Work item:
Down to the last line, reproduce the data below exactly.

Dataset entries
= = = = =

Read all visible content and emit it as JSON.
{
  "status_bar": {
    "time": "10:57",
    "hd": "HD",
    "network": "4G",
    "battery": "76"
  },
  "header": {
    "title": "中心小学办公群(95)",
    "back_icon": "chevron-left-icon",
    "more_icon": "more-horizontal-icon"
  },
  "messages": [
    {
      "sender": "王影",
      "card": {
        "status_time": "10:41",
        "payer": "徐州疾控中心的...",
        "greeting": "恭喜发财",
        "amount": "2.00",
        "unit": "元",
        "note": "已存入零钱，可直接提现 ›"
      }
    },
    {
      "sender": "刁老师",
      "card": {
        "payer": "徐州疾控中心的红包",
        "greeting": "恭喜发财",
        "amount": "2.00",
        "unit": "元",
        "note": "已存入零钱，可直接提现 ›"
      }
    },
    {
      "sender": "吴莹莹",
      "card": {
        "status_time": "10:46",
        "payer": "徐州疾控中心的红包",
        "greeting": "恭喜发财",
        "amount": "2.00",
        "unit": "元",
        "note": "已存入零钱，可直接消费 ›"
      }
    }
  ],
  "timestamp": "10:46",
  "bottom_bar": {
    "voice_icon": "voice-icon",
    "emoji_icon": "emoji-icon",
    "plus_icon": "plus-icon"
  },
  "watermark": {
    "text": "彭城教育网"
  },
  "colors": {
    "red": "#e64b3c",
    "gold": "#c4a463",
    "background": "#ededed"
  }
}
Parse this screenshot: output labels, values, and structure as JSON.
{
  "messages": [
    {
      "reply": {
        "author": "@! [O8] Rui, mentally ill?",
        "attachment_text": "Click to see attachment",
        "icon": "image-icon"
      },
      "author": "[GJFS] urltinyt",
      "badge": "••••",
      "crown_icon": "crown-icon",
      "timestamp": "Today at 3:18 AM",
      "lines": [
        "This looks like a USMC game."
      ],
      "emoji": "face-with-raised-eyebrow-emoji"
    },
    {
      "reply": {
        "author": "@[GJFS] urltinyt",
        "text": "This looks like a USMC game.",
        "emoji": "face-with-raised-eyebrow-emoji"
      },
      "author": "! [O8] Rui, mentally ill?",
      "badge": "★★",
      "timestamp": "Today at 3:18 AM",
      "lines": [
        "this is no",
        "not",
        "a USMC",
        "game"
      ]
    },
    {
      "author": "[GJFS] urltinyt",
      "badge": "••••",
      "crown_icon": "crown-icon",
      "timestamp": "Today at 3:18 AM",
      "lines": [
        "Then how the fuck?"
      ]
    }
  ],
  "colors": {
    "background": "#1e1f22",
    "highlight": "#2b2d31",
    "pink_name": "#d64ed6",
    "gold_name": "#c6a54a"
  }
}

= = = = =

Task answer:
Read all visible content and emit it as JSON.
{
  "status_bar": {
    "time": "10:57",
    "hd": "HD",
    "network": "4G",
    "battery": "76"
  },
  "header": {
    "title": "中心小学办公群(95)",
    "back_icon": "chevron-left-icon",
    "more_icon": "more-horizontal-icon"
  },
  "messages": [
    {
      "sender": "王影",
      "card": {
        "status_time": "10:41",
        "payer": "徐州疾控中心的...",
        "greeting": "恭喜发财",
        "amount": "2.00",
        "unit": "元",
        "note": "已存入零钱，可直接提现 ›"
      }
    },
    {
      "sender": "刁老师",
      "card": {
        "payer": "徐州疾控中心的红包",
        "greeting": "恭喜发财",
        "amount": "2.00",
        "unit": "元",
        "note": "已存入零钱，可直接提现 ›"
      }
    },
    {
      "sender": "吴莹莹",
      "card": {
        "status_time": "10:46",
        "payer": "徐州疾控中心的红包",
        "greeting": "恭喜发财",
        "amount": "2.00",
        "unit": "元",
        "note": "已存入零钱，可直接消费 ›"
      }
    }
  ],
  "timestamp": "10:46",
  "bottom_bar": {
    "voice_icon": "voice-icon",
    "emoji_icon": "emoji-icon",
    "plus_icon": "plus-icon"
  },
  "watermark": {
    "text": "彭城教育网"
  },
  "colors": {
    "red": "#e64b3c",
    "gold": "#c4a463",
    "background": "#ededed"
  }
}
Parse this screenshot: output labels, values, and structure as JSON.
{
  "messages": [
    {
      "reply": {
        "author": "@! [O8] Rui, mentally ill?",
        "attachment_text": "Click to see attachment",
        "icon": "image-icon"
      },
      "author": "[GJFS] urltinyt",
      "badge": "••••",
      "crown_icon": "crown-icon",
      "timestamp": "Today at 3:18 AM",
      "lines": [
        "This looks like a USMC game."
      ],
      "emoji": "face-with-raised-eyebrow-emoji"
    },
    {
      "reply": {
        "author": "@[GJFS] urltinyt",
        "text": "This looks like a USMC game.",
        "emoji": "face-with-raised-eyebrow-emoji"
      },
      "author": "! [O8] Rui, mentally ill?",
      "badge": "★★",
      "timestamp": "Today at 3:18 AM",
      "lines": [
        "this is no",
        "not",
        "a USMC",
        "game"
      ]
    },
    {
      "author": "[GJFS] urltinyt",
      "badge": "••••",
      "crown_icon": "crown-icon",
      "timestamp": "Today at 3:18 AM",
      "lines": [
        "Then how the fuck?"
      ]
    }
  ],
  "colors": {
    "background": "#1e1f22",
    "highlight": "#2b2d31",
    "pink_name": "#d64ed6",
    "gold_name": "#c6a54a"
  }
}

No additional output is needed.